Would you return each record that follows word for word, without its pictures?

++++ Extracted information

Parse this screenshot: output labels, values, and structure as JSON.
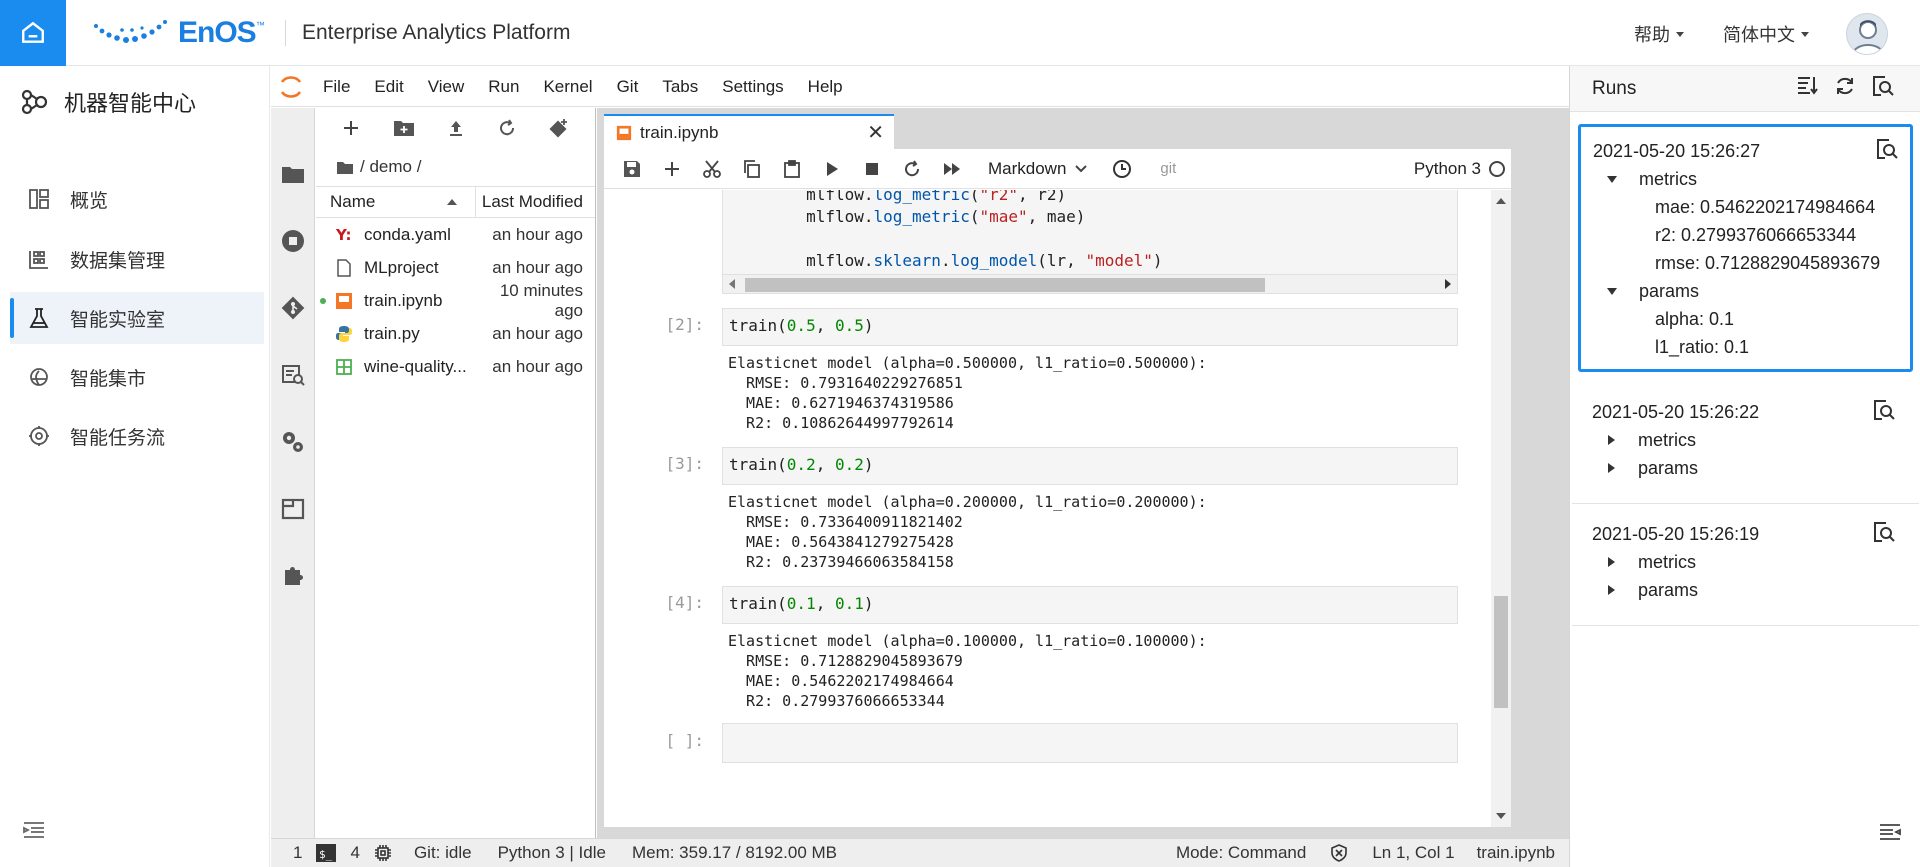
{
  "header": {
    "brand": "EnOS",
    "brand_tm": "™",
    "app_title": "Enterprise Analytics Platform",
    "help_menu": "帮助",
    "language_menu": "简体中文",
    "accent_color": "#1a8cf0"
  },
  "leftnav": {
    "title": "机器智能中心",
    "items": [
      {
        "label": "概览",
        "icon": "dashboard-icon"
      },
      {
        "label": "数据集管理",
        "icon": "dataset-icon"
      },
      {
        "label": "智能实验室",
        "icon": "flask-icon",
        "active": true
      },
      {
        "label": "智能集市",
        "icon": "market-icon"
      },
      {
        "label": "智能任务流",
        "icon": "workflow-icon"
      }
    ]
  },
  "jupyter": {
    "menu": [
      "File",
      "Edit",
      "View",
      "Run",
      "Kernel",
      "Git",
      "Tabs",
      "Settings",
      "Help"
    ],
    "filebrowser": {
      "path": "/ demo /",
      "col_name": "Name",
      "col_modified": "Last Modified",
      "files": [
        {
          "name": "conda.yaml",
          "modified": "an hour ago",
          "icon": "yaml-icon"
        },
        {
          "name": "MLproject",
          "modified": "an hour ago",
          "icon": "file-icon"
        },
        {
          "name": "train.ipynb",
          "modified": "10 minutes ago",
          "icon": "notebook-icon",
          "running": true
        },
        {
          "name": "train.py",
          "modified": "an hour ago",
          "icon": "python-icon"
        },
        {
          "name": "wine-quality...",
          "modified": "an hour ago",
          "icon": "csv-icon"
        }
      ]
    },
    "tab": {
      "label": "train.ipynb"
    },
    "toolbar": {
      "cell_type": "Markdown",
      "git": "git",
      "kernel": "Python 3"
    },
    "cells": {
      "c1_prompt": "[2]:",
      "c2_prompt": "[3]:",
      "c3_prompt": "[4]:",
      "c4_prompt": "[ ]:",
      "c1_out": "Elasticnet model (alpha=0.500000, l1_ratio=0.500000):\n  RMSE: 0.7931640229276851\n  MAE: 0.6271946374319586\n  R2: 0.10862644997792614",
      "c2_out": "Elasticnet model (alpha=0.200000, l1_ratio=0.200000):\n  RMSE: 0.7336400911821402\n  MAE: 0.5643841279275428\n  R2: 0.23739466063584158",
      "c3_out": "Elasticnet model (alpha=0.100000, l1_ratio=0.100000):\n  RMSE: 0.7128829045893679\n  MAE: 0.5462202174984664\n  R2: 0.2799376066653344"
    },
    "statusbar": {
      "terminals": "1",
      "kernels": "4",
      "git": "Git: idle",
      "kernel_status": "Python 3 | Idle",
      "mem": "Mem: 359.17 / 8192.00 MB",
      "mode": "Mode: Command",
      "position": "Ln 1, Col 1",
      "file": "train.ipynb"
    }
  },
  "runs": {
    "title": "Runs",
    "items": [
      {
        "time": "2021-05-20 15:26:27",
        "metrics_label": "metrics",
        "params_label": "params",
        "metrics": [
          "mae: 0.5462202174984664",
          "r2: 0.2799376066653344",
          "rmse: 0.7128829045893679"
        ],
        "params": [
          "alpha: 0.1",
          "l1_ratio: 0.1"
        ]
      },
      {
        "time": "2021-05-20 15:26:22",
        "metrics_label": "metrics",
        "params_label": "params"
      },
      {
        "time": "2021-05-20 15:26:19",
        "metrics_label": "metrics",
        "params_label": "params"
      }
    ]
  }
}
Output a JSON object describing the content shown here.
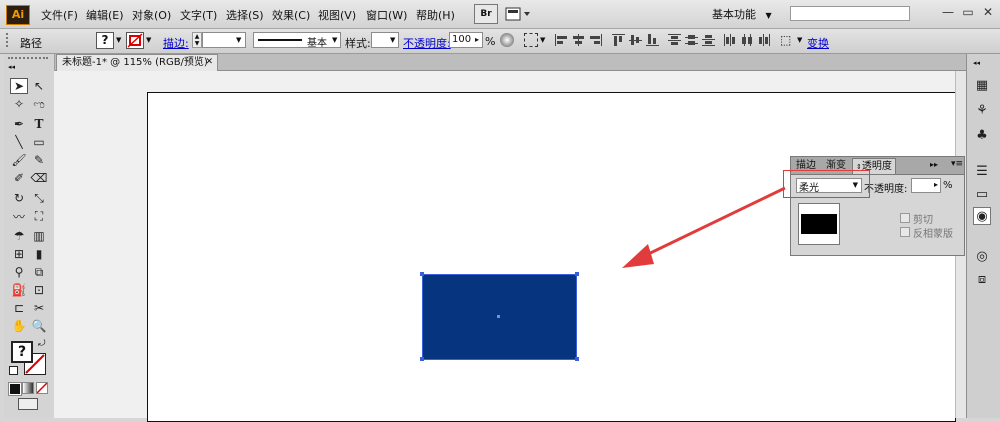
{
  "app": {
    "logo": "Ai"
  },
  "menu": [
    "文件(F)",
    "编辑(E)",
    "对象(O)",
    "文字(T)",
    "选择(S)",
    "效果(C)",
    "视图(V)",
    "窗口(W)",
    "帮助(H)"
  ],
  "menubar_buttons": {
    "bridge": "Br",
    "workspace": "基本功能"
  },
  "window_controls": {
    "minimize": "—",
    "restore": "▭",
    "close": "✕"
  },
  "control_bar": {
    "label": "路径",
    "fill_value": "?",
    "stroke_label": "描边:",
    "stroke_value": "",
    "brush_label": "基本",
    "style_label": "样式:",
    "opacity_label": "不透明度:",
    "opacity_value": "100",
    "opacity_unit": "%",
    "transform_label": "变换"
  },
  "document_tab": {
    "title": "未标题-1* @ 115% (RGB/预览)",
    "close": "✕"
  },
  "toolbox": {
    "tools": [
      "selection-tool",
      "direct-selection-tool",
      "magic-wand-tool",
      "lasso-tool",
      "pen-tool",
      "type-tool",
      "line-tool",
      "rectangle-tool",
      "paintbrush-tool",
      "pencil-tool",
      "blob-brush-tool",
      "eraser-tool",
      "rotate-tool",
      "scale-tool",
      "warp-tool",
      "free-transform-tool",
      "symbol-sprayer-tool",
      "column-graph-tool",
      "mesh-tool",
      "gradient-tool",
      "eyedropper-tool",
      "blend-tool",
      "live-paint-bucket-tool",
      "live-paint-selection-tool",
      "artboard-tool",
      "slice-tool",
      "hand-tool",
      "zoom-tool"
    ],
    "fill_value": "?"
  },
  "transparency_panel": {
    "tabs": [
      "描边",
      "渐变",
      "透明度"
    ],
    "blend_mode": "柔光",
    "opacity_label": "不透明度:",
    "opacity_value": "",
    "opacity_unit": "%",
    "clip_label": "剪切",
    "invert_mask_label": "反相蒙版"
  },
  "colors": {
    "rectangle_fill": "#07347e",
    "annotation": "#e23b3b",
    "accent_link": "#0000cc"
  }
}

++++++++

Task response:
Parse this screenshot: output labels, values, and structure as JSON.
{
  "header": {
    "brand": "EnOS",
    "brand_tm": "™",
    "app_title": "Enterprise Analytics Platform",
    "help_menu": "帮助",
    "language_menu": "简体中文",
    "accent_color": "#1a8cf0"
  },
  "leftnav": {
    "title": "机器智能中心",
    "items": [
      {
        "label": "概览",
        "icon": "dashboard-icon"
      },
      {
        "label": "数据集管理",
        "icon": "dataset-icon"
      },
      {
        "label": "智能实验室",
        "icon": "flask-icon",
        "active": true
      },
      {
        "label": "智能集市",
        "icon": "market-icon"
      },
      {
        "label": "智能任务流",
        "icon": "workflow-icon"
      }
    ]
  },
  "jupyter": {
    "menu": [
      "File",
      "Edit",
      "View",
      "Run",
      "Kernel",
      "Git",
      "Tabs",
      "Settings",
      "Help"
    ],
    "filebrowser": {
      "path": "/ demo /",
      "col_name": "Name",
      "col_modified": "Last Modified",
      "files": [
        {
          "name": "conda.yaml",
          "modified": "an hour ago",
          "icon": "yaml-icon"
        },
        {
          "name": "MLproject",
          "modified": "an hour ago",
          "icon": "file-icon"
        },
        {
          "name": "train.ipynb",
          "modified": "10 minutes ago",
          "icon": "notebook-icon",
          "running": true
        },
        {
          "name": "train.py",
          "modified": "an hour ago",
          "icon": "python-icon"
        },
        {
          "name": "wine-quality...",
          "modified": "an hour ago",
          "icon": "csv-icon"
        }
      ]
    },
    "tab": {
      "label": "train.ipynb"
    },
    "toolbar": {
      "cell_type": "Markdown",
      "git": "git",
      "kernel": "Python 3"
    },
    "cells": {
      "c1_prompt": "[2]:",
      "c2_prompt": "[3]:",
      "c3_prompt": "[4]:",
      "c4_prompt": "[ ]:",
      "c1_out": "Elasticnet model (alpha=0.500000, l1_ratio=0.500000):\n  RMSE: 0.7931640229276851\n  MAE: 0.6271946374319586\n  R2: 0.10862644997792614",
      "c2_out": "Elasticnet model (alpha=0.200000, l1_ratio=0.200000):\n  RMSE: 0.7336400911821402\n  MAE: 0.5643841279275428\n  R2: 0.23739466063584158",
      "c3_out": "Elasticnet model (alpha=0.100000, l1_ratio=0.100000):\n  RMSE: 0.7128829045893679\n  MAE: 0.5462202174984664\n  R2: 0.2799376066653344"
    },
    "statusbar": {
      "terminals": "1",
      "kernels": "4",
      "git": "Git: idle",
      "kernel_status": "Python 3 | Idle",
      "mem": "Mem: 359.17 / 8192.00 MB",
      "mode": "Mode: Command",
      "position": "Ln 1, Col 1",
      "file": "train.ipynb"
    }
  },
  "runs": {
    "title": "Runs",
    "items": [
      {
        "time": "2021-05-20 15:26:27",
        "metrics_label": "metrics",
        "params_label": "params",
        "metrics": [
          "mae: 0.5462202174984664",
          "r2: 0.2799376066653344",
          "rmse: 0.7128829045893679"
        ],
        "params": [
          "alpha: 0.1",
          "l1_ratio: 0.1"
        ]
      },
      {
        "time": "2021-05-20 15:26:22",
        "metrics_label": "metrics",
        "params_label": "params"
      },
      {
        "time": "2021-05-20 15:26:19",
        "metrics_label": "metrics",
        "params_label": "params"
      }
    ]
  }
}
Output a JSON object describing the content shown here.
{
  "app": {
    "logo": "Ai"
  },
  "menu": [
    "文件(F)",
    "编辑(E)",
    "对象(O)",
    "文字(T)",
    "选择(S)",
    "效果(C)",
    "视图(V)",
    "窗口(W)",
    "帮助(H)"
  ],
  "menubar_buttons": {
    "bridge": "Br",
    "workspace": "基本功能"
  },
  "window_controls": {
    "minimize": "—",
    "restore": "▭",
    "close": "✕"
  },
  "control_bar": {
    "label": "路径",
    "fill_value": "?",
    "stroke_label": "描边:",
    "stroke_value": "",
    "brush_label": "基本",
    "style_label": "样式:",
    "opacity_label": "不透明度:",
    "opacity_value": "100",
    "opacity_unit": "%",
    "transform_label": "变换"
  },
  "document_tab": {
    "title": "未标题-1* @ 115% (RGB/预览)",
    "close": "✕"
  },
  "toolbox": {
    "tools": [
      "selection-tool",
      "direct-selection-tool",
      "magic-wand-tool",
      "lasso-tool",
      "pen-tool",
      "type-tool",
      "line-tool",
      "rectangle-tool",
      "paintbrush-tool",
      "pencil-tool",
      "blob-brush-tool",
      "eraser-tool",
      "rotate-tool",
      "scale-tool",
      "warp-tool",
      "free-transform-tool",
      "symbol-sprayer-tool",
      "column-graph-tool",
      "mesh-tool",
      "gradient-tool",
      "eyedropper-tool",
      "blend-tool",
      "live-paint-bucket-tool",
      "live-paint-selection-tool",
      "artboard-tool",
      "slice-tool",
      "hand-tool",
      "zoom-tool"
    ],
    "fill_value": "?"
  },
  "transparency_panel": {
    "tabs": [
      "描边",
      "渐变",
      "透明度"
    ],
    "blend_mode": "柔光",
    "opacity_label": "不透明度:",
    "opacity_value": "",
    "opacity_unit": "%",
    "clip_label": "剪切",
    "invert_mask_label": "反相蒙版"
  },
  "colors": {
    "rectangle_fill": "#07347e",
    "annotation": "#e23b3b",
    "accent_link": "#0000cc"
  }
}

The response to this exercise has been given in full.